I’m having a hard time starting this post.  I know that I need to write it before I forget the details of my trip to Italy and Corsica, but I’m sick and exhausted and just want to lay around and watch movies.  Bear with me.

Heidi and I dragged ourselves out of bed at 3:30 in the morning to catch our 6 am flight to Bergamo.  The worst part of taking such an early flight is not waking up, but trying to fall asleep and thinking, “If I fall asleep now, I’ll get four hours…if I fall asleep now, I’ll get three and a half hours…” Luckily, Bergamo is beautiful in the early morning.

We traveled all day to reach Cinque Terre, but it was worth it.  Cinque Terre is a group of five towns on the western coast of Italy, and it’s one of the most beautiful places I’ve ever seen.  The houses come down right to the edge of the cliffs, which drop off into the kind of blue water that you imagine seeing on desert islands.

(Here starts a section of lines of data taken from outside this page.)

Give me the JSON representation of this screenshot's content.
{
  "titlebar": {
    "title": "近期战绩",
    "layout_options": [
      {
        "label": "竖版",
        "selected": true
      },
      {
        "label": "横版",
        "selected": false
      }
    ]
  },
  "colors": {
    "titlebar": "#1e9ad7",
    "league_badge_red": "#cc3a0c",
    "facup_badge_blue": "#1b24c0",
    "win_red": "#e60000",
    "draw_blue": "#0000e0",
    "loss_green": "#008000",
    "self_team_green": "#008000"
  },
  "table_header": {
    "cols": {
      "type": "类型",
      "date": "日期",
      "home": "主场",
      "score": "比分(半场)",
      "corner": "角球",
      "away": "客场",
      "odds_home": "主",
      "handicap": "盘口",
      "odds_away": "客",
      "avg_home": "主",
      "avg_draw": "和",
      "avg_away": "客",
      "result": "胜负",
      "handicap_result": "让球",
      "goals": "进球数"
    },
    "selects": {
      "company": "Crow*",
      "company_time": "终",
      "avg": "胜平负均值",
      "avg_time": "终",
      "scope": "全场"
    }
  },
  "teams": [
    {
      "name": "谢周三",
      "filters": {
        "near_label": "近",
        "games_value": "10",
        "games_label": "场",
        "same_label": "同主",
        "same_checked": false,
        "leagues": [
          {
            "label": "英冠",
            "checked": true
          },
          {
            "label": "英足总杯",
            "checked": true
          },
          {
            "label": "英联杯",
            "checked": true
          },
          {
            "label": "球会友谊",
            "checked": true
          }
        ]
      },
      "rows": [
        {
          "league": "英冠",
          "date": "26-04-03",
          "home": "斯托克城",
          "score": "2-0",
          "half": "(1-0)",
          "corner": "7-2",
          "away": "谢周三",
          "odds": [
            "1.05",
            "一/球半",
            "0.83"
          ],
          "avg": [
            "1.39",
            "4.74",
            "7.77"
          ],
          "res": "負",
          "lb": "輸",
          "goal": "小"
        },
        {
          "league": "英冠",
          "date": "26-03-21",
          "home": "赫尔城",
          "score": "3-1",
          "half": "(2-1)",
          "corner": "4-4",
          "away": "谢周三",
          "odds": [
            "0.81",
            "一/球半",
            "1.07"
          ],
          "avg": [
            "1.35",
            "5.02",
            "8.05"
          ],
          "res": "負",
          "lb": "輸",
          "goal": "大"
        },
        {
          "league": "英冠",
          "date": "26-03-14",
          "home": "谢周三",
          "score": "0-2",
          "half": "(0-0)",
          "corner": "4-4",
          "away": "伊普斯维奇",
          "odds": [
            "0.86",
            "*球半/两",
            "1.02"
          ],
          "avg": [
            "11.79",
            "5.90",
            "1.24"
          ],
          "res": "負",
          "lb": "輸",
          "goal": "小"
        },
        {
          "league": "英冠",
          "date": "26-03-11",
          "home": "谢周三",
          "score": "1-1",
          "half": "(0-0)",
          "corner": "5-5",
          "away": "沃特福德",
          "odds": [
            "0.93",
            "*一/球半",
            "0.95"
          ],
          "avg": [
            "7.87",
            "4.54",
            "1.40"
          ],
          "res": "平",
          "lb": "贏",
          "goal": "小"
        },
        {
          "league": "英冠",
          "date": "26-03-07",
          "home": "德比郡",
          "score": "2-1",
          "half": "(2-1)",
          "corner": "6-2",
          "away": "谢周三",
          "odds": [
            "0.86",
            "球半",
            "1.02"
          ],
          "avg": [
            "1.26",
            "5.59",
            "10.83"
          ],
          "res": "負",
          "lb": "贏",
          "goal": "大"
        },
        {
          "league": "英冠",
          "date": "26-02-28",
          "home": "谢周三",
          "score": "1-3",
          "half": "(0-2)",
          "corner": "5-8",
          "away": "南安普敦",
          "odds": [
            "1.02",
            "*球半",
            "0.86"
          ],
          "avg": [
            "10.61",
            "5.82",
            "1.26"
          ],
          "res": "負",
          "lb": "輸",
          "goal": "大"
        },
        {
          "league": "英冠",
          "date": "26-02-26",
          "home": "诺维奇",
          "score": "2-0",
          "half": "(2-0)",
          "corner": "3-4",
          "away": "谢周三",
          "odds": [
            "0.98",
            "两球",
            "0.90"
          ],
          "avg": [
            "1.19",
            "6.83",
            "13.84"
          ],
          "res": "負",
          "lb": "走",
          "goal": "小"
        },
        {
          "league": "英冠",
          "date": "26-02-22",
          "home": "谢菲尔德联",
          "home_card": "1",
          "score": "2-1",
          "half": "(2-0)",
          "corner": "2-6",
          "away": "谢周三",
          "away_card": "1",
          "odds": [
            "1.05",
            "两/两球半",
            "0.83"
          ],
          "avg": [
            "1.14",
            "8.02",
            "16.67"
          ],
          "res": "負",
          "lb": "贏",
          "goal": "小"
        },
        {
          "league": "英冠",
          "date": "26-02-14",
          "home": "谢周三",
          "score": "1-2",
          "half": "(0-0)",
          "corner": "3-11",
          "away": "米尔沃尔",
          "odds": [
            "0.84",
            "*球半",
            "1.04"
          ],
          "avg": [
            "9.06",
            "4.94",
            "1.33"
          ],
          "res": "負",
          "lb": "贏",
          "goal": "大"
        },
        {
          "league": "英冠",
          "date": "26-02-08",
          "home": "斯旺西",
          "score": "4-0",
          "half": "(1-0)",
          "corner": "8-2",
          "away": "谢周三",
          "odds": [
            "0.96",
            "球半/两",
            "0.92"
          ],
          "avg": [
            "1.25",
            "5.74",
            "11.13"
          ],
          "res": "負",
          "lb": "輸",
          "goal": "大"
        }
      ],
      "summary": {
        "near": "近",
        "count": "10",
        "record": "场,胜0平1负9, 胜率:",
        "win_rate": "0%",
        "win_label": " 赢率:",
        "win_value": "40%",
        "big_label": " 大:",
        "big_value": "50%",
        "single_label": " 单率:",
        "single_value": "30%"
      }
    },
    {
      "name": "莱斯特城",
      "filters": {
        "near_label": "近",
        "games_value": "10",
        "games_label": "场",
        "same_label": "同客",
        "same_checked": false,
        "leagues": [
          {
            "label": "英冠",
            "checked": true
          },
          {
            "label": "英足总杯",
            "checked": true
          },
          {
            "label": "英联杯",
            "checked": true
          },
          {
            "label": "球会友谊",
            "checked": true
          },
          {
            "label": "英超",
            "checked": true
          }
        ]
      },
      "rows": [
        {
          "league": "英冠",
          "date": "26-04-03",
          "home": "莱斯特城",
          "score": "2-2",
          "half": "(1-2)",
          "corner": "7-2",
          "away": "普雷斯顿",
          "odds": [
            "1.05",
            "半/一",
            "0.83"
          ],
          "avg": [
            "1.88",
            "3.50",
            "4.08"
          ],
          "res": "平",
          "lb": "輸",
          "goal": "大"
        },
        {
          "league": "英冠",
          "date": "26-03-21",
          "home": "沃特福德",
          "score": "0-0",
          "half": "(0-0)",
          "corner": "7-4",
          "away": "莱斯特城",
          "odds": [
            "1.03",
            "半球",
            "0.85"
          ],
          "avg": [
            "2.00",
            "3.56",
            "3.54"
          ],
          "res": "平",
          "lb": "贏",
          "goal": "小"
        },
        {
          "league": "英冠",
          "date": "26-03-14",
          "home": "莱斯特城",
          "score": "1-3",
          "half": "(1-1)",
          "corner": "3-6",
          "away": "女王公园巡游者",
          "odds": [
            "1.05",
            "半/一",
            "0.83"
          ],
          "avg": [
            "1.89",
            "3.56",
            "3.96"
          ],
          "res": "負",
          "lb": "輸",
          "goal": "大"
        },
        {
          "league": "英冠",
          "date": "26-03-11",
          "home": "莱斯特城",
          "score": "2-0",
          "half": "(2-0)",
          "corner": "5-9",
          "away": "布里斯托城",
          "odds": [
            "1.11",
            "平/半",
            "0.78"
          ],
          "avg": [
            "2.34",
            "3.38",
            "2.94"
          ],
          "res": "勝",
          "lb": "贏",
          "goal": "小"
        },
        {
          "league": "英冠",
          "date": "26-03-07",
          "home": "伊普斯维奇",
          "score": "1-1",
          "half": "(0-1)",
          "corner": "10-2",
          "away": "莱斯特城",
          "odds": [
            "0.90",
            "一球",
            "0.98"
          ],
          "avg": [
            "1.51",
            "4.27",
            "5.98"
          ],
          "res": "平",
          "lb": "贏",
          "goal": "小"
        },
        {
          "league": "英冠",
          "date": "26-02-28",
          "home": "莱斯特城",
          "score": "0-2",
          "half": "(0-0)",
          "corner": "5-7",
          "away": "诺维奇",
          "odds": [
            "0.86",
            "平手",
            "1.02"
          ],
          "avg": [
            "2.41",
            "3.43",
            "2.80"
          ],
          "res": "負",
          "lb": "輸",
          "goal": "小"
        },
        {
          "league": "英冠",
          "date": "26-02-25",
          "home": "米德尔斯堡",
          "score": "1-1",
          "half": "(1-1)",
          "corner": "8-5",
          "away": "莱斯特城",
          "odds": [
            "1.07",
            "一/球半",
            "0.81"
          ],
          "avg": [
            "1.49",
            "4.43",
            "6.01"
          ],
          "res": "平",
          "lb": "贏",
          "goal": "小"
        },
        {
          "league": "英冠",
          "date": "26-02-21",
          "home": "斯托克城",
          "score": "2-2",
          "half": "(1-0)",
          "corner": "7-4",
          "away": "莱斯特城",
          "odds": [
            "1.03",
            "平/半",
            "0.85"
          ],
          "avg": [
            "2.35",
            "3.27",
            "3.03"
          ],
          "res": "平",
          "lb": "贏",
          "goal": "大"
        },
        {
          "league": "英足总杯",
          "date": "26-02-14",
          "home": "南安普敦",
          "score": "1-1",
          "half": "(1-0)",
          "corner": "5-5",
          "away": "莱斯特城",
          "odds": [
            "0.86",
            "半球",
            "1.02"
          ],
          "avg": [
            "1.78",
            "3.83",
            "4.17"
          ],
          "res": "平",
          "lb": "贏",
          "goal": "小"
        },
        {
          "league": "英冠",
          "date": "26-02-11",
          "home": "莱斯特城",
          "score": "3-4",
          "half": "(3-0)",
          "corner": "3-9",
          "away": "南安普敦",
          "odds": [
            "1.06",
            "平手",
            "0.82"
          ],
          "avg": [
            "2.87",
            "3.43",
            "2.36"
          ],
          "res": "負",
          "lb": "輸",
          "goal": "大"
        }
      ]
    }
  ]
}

The next day we hiked through all five towns, through the vineyards and along the cliffs, stopping in each town to eat.  The specialty of the region is pesto, and Heidi and I did our best to put a dent in their supply.

The next day we got up early again to meet Alexis and take the ferry to Corsica.  Corsica, at first, seemed like a disaster.  We arrived around noon on Easter Sunday.  We didn’t know how to get to our hotel, which was in a town 20 km away, and there were no trains or buses running.  Eventually, we managed to find a taxi to drive us along a terrible winding road during a rainstorm, worried every moment that the car would just go over the edge.  Because Corsica is mountainous, we were also in the middle of a huge, dark cloud.  When we arrived at the hotel, though, things started to look up.

The place we were staying was owned by a man who owned hundreds of acres of vineyards and made his own wine.  Because we were the only guests in the hotel he gave us a lot of free wine and talked to us in a mix of broken French (mine) and decent Italian (his, Heidi’s and Alexis’s).  I realized while I was there just how much of my French I’ve lost.  To be fair, I only took one year, but tenses, verbs and vocabulary have all gone out the window and what remains has become mixed in with my ten years of Spanish to form some sort of barely-comprehensible hybrid.  “Est-ce que nous vamos a la restaurante?”  I mean, we got there in the end.

The town, St. Florent, was on the northern end of Corsica.  It’s a beautiful resort town full of small cafes and fancy clothing stores.  Because the coast was about 6 km away from our hotel and we had no car, we hitchhiked there and back each day.  Apparently hitchiking (“faire du auto-stop”) is pretty common there, and the people who picked us up weren’t creepy, but mostly older couples who always wanted to know if we were on vacation and where we were from.  The day we were at the beach was a bit colder and windier than we would have liked, but the water and landscape were stunning nonetheless.

From Corsica we made our way to Rome.  Slowly.  Bus to ferry to taxi to train.  When we arrived at our hostel at 10:30 pm, we found out that they had double-booked us.  We were shuttled across town to the Freestyle Hostel, where there was supposed to be a room ready.  Nope.  They took us to an apartment behind the hostel.  The apartment was dark, dirty, and–inexplicably–there was a man sitting on the couch outside of the bedrooms, sleeping.  In short, do not stay at the Freestyle Hostel in Rome.

But anyway, Rome is wonderful.  It has been wonderful every time I’ve been.  I forgot, though, just how exhausting it is.  Every street is crowded, everyone is yelling and every tourist is staring somewhere about fifteen feet off the ground and not paying attention to where they’re going.

My favorite part of Rome is Trastevere, where we ate dinner.  It’s quieter than the rest of the city, more of a neighborhood.  At night its back streets and alleys are all lit up with bars and restaurants and people talking and laughing.  It’s the good parts of Rome with few(er) tourists.

The trip was wonderful, but what I came away with most of all is that I could never live in Italy.  Extended vacationing and eating, yes.  But for living, it’s too unorganized and chaotic for me.  I think I would be much better suited to somewhere like Germany.  Maybe that’s a good thing, though, because it means that Italy will never get old for me.  I’ll always experience it in small enough increments that I will be left wanting to come back, which of course I already do.

P.S.–As always, the rest of my pictures are at kunkelle.smugmug.com